Interface dataset entries
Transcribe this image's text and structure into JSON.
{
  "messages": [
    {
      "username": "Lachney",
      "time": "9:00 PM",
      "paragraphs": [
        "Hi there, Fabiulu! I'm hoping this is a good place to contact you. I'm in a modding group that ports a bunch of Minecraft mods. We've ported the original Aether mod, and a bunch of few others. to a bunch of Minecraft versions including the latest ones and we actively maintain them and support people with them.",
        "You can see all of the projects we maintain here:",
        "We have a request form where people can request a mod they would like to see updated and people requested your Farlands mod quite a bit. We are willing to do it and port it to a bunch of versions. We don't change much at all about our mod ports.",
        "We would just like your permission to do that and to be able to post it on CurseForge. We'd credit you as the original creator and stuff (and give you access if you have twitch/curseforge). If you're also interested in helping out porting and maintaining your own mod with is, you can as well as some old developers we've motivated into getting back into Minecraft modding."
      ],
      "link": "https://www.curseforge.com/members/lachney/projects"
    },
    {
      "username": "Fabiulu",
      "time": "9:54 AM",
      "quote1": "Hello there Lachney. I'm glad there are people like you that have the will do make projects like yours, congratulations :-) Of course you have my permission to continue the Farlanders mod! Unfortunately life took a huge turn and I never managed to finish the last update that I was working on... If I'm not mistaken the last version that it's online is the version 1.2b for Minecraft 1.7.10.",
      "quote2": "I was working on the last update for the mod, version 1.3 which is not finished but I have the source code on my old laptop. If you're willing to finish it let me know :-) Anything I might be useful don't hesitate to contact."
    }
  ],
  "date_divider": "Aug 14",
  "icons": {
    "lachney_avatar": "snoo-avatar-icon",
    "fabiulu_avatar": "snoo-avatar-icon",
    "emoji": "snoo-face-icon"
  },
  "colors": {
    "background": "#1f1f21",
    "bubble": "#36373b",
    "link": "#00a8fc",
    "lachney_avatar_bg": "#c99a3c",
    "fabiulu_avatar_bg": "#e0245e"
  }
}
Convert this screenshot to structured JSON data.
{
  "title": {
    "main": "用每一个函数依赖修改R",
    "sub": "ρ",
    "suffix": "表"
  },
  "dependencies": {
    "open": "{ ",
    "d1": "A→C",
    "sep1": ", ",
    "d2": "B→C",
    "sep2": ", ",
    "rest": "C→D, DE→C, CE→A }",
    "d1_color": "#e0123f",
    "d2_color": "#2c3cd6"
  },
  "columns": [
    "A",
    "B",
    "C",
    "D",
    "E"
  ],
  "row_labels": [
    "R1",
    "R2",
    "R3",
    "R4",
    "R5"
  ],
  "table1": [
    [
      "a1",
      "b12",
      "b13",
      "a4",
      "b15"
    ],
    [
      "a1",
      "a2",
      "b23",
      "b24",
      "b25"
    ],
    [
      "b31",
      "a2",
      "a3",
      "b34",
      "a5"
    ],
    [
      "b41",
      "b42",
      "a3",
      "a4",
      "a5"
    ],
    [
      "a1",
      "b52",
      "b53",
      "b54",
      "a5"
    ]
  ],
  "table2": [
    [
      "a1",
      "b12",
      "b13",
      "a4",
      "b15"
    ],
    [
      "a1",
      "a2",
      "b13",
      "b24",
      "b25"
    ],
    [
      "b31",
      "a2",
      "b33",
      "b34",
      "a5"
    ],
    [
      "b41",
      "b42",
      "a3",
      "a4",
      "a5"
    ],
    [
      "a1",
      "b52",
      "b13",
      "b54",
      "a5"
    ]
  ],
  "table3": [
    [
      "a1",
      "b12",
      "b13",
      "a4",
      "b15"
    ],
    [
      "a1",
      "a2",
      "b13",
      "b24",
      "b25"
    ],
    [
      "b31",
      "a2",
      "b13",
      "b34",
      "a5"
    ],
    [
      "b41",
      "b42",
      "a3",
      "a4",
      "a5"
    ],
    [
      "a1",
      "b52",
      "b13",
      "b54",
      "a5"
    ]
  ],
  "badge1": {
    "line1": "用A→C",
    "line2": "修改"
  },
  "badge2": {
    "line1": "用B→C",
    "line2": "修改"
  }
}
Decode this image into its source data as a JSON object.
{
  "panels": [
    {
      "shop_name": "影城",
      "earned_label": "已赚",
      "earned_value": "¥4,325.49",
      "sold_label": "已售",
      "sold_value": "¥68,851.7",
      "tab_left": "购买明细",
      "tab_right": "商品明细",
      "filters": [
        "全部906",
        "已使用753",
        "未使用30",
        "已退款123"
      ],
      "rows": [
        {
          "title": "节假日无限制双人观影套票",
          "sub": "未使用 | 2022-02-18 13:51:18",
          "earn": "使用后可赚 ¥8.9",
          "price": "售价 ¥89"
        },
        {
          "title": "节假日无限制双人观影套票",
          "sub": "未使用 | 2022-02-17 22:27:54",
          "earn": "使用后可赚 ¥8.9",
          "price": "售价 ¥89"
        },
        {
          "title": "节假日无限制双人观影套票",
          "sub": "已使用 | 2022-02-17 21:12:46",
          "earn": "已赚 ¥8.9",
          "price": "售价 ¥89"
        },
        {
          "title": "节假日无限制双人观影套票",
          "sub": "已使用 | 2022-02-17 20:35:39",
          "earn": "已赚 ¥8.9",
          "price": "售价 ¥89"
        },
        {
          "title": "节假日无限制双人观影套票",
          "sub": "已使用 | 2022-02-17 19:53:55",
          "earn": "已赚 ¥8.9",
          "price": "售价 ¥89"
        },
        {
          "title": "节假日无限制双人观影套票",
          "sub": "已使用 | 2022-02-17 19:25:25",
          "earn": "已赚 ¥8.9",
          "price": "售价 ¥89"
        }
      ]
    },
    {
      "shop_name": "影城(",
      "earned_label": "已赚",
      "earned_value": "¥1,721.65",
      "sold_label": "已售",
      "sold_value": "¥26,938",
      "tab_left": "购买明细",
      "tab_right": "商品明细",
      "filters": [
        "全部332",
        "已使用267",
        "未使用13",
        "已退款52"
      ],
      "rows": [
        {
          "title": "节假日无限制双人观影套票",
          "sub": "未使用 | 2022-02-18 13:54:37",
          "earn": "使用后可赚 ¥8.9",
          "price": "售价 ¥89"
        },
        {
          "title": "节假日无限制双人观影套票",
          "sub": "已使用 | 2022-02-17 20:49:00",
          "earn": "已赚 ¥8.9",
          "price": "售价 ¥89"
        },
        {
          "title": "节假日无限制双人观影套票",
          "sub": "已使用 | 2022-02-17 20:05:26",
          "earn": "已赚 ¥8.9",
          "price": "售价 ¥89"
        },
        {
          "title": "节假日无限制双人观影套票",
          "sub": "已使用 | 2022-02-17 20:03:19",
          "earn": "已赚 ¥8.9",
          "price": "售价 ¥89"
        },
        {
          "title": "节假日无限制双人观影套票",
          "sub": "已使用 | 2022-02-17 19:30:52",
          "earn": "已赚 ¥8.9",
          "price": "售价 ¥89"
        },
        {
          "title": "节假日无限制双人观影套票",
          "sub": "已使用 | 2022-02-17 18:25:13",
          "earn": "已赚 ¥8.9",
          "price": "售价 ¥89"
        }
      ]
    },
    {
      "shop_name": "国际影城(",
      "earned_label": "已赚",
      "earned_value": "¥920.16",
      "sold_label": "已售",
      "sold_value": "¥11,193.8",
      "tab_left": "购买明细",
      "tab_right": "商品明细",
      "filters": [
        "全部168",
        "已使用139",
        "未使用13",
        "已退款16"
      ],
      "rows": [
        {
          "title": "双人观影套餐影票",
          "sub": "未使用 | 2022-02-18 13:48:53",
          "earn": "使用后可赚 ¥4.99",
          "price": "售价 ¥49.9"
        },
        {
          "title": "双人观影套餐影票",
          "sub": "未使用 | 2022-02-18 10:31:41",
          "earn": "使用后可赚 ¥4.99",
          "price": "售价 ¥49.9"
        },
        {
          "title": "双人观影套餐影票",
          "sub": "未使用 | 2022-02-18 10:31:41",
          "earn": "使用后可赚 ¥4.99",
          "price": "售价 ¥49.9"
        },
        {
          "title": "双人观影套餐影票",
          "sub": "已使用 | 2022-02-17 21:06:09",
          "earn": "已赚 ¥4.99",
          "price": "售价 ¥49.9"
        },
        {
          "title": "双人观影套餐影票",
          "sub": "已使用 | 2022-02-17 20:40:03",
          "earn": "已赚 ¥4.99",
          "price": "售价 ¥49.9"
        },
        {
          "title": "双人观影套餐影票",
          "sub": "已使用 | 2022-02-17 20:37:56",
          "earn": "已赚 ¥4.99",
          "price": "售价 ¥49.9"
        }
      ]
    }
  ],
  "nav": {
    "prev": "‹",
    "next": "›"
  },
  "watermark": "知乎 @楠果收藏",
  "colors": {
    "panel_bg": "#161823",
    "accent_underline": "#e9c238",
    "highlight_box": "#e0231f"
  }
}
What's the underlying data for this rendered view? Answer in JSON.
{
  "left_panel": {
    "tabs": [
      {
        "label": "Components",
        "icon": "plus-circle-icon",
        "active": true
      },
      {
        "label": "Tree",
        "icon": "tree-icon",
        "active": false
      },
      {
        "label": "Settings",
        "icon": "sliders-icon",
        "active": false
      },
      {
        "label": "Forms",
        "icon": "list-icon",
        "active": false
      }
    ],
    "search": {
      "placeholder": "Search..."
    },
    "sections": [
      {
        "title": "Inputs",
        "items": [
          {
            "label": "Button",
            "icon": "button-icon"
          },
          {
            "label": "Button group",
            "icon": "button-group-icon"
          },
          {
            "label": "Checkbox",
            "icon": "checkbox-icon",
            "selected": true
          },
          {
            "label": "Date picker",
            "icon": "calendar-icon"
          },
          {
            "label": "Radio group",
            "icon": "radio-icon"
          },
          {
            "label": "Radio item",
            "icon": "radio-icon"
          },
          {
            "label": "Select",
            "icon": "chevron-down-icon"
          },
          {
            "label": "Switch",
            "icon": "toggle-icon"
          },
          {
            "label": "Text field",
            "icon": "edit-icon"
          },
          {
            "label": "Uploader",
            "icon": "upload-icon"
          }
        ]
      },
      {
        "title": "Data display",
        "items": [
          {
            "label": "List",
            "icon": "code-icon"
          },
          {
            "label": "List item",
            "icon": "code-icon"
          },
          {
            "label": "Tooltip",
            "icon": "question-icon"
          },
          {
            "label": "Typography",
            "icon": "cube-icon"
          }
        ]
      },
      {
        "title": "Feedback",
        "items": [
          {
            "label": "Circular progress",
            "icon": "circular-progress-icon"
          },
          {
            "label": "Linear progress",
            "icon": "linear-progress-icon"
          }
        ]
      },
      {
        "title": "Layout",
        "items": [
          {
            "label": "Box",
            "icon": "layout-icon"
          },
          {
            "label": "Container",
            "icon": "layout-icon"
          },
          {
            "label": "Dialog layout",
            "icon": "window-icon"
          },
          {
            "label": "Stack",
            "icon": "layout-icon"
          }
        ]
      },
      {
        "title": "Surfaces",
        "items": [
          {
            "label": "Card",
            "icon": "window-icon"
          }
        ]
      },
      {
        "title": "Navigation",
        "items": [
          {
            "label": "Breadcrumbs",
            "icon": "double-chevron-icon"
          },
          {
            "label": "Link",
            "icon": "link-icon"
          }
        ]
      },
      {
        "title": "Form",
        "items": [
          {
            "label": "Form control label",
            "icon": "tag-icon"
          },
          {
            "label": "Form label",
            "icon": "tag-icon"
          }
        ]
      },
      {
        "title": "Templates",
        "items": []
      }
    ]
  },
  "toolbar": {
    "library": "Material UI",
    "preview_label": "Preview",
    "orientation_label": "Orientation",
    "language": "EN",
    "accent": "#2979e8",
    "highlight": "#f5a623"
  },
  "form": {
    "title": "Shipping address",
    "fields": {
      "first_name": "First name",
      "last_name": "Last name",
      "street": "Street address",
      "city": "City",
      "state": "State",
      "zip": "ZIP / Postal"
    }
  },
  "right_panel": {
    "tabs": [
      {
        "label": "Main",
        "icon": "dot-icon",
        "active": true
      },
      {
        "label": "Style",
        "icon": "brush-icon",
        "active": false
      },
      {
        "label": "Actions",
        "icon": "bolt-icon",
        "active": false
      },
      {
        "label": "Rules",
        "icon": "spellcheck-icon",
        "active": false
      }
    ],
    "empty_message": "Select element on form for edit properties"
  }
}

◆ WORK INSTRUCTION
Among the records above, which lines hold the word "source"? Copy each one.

◆ ANSWER TO THE EXERCISE
      "quote2": "I was working on the last update for the mod, version 1.3 which is not finished but I have the source code on my old laptop. If you're willing to finish it let me know :-) Anything I might be useful don't hesitate to contact."
Decode this image into its source data as a JSON object.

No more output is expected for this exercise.